* [Exercise] Could you give the data below again exactly, apart from the pictures?

* [Data supplied]
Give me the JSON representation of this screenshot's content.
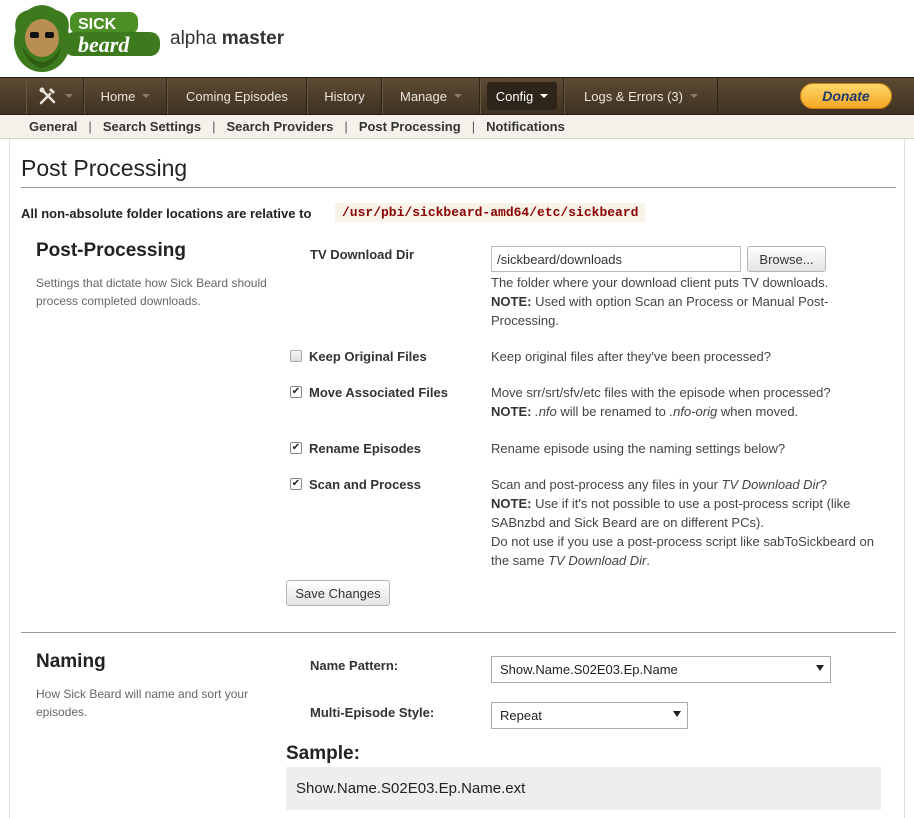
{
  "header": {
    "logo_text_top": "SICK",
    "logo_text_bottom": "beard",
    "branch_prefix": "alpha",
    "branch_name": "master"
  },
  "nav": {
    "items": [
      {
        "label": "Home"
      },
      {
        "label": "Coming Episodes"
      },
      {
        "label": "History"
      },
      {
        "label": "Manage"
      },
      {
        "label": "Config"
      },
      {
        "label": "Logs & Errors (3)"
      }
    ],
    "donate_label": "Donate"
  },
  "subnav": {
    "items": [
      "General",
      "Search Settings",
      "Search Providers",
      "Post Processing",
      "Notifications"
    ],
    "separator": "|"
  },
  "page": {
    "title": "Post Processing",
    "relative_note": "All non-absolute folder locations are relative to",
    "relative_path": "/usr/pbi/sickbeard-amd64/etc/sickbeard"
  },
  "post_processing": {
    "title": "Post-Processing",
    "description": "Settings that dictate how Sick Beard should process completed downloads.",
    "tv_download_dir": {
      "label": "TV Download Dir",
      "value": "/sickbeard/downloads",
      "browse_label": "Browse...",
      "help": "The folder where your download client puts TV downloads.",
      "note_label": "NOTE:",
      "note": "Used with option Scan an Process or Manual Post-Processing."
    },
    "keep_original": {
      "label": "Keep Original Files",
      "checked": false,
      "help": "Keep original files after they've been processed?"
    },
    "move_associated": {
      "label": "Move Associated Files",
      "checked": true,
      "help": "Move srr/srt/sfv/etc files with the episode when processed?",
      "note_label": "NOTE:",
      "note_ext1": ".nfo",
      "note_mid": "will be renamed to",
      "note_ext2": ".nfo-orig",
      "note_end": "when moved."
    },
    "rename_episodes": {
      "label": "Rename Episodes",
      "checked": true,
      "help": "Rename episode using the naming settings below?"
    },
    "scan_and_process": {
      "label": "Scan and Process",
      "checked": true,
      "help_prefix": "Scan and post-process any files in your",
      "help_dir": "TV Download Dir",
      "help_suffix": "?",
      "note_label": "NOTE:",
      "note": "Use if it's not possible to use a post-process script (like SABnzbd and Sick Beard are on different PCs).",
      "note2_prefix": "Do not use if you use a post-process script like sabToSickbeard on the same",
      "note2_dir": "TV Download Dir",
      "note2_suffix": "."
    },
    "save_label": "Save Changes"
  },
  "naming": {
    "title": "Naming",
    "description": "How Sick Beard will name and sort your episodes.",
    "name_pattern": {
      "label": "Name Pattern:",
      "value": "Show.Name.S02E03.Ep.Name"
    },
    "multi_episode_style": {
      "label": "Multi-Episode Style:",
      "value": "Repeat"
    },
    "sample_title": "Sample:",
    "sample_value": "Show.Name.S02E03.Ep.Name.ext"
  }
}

* [Response below]
Give me the JSON representation of this screenshot's content.
{
  "header": {
    "logo_text_top": "SICK",
    "logo_text_bottom": "beard",
    "branch_prefix": "alpha",
    "branch_name": "master"
  },
  "nav": {
    "items": [
      {
        "label": "Home"
      },
      {
        "label": "Coming Episodes"
      },
      {
        "label": "History"
      },
      {
        "label": "Manage"
      },
      {
        "label": "Config"
      },
      {
        "label": "Logs & Errors (3)"
      }
    ],
    "donate_label": "Donate"
  },
  "subnav": {
    "items": [
      "General",
      "Search Settings",
      "Search Providers",
      "Post Processing",
      "Notifications"
    ],
    "separator": "|"
  },
  "page": {
    "title": "Post Processing",
    "relative_note": "All non-absolute folder locations are relative to",
    "relative_path": "/usr/pbi/sickbeard-amd64/etc/sickbeard"
  },
  "post_processing": {
    "title": "Post-Processing",
    "description": "Settings that dictate how Sick Beard should process completed downloads.",
    "tv_download_dir": {
      "label": "TV Download Dir",
      "value": "/sickbeard/downloads",
      "browse_label": "Browse...",
      "help": "The folder where your download client puts TV downloads.",
      "note_label": "NOTE:",
      "note": "Used with option Scan an Process or Manual Post-Processing."
    },
    "keep_original": {
      "label": "Keep Original Files",
      "checked": false,
      "help": "Keep original files after they've been processed?"
    },
    "move_associated": {
      "label": "Move Associated Files",
      "checked": true,
      "help": "Move srr/srt/sfv/etc files with the episode when processed?",
      "note_label": "NOTE:",
      "note_ext1": ".nfo",
      "note_mid": "will be renamed to",
      "note_ext2": ".nfo-orig",
      "note_end": "when moved."
    },
    "rename_episodes": {
      "label": "Rename Episodes",
      "checked": true,
      "help": "Rename episode using the naming settings below?"
    },
    "scan_and_process": {
      "label": "Scan and Process",
      "checked": true,
      "help_prefix": "Scan and post-process any files in your",
      "help_dir": "TV Download Dir",
      "help_suffix": "?",
      "note_label": "NOTE:",
      "note": "Use if it's not possible to use a post-process script (like SABnzbd and Sick Beard are on different PCs).",
      "note2_prefix": "Do not use if you use a post-process script like sabToSickbeard on the same",
      "note2_dir": "TV Download Dir",
      "note2_suffix": "."
    },
    "save_label": "Save Changes"
  },
  "naming": {
    "title": "Naming",
    "description": "How Sick Beard will name and sort your episodes.",
    "name_pattern": {
      "label": "Name Pattern:",
      "value": "Show.Name.S02E03.Ep.Name"
    },
    "multi_episode_style": {
      "label": "Multi-Episode Style:",
      "value": "Repeat"
    },
    "sample_title": "Sample:",
    "sample_value": "Show.Name.S02E03.Ep.Name.ext"
  }
}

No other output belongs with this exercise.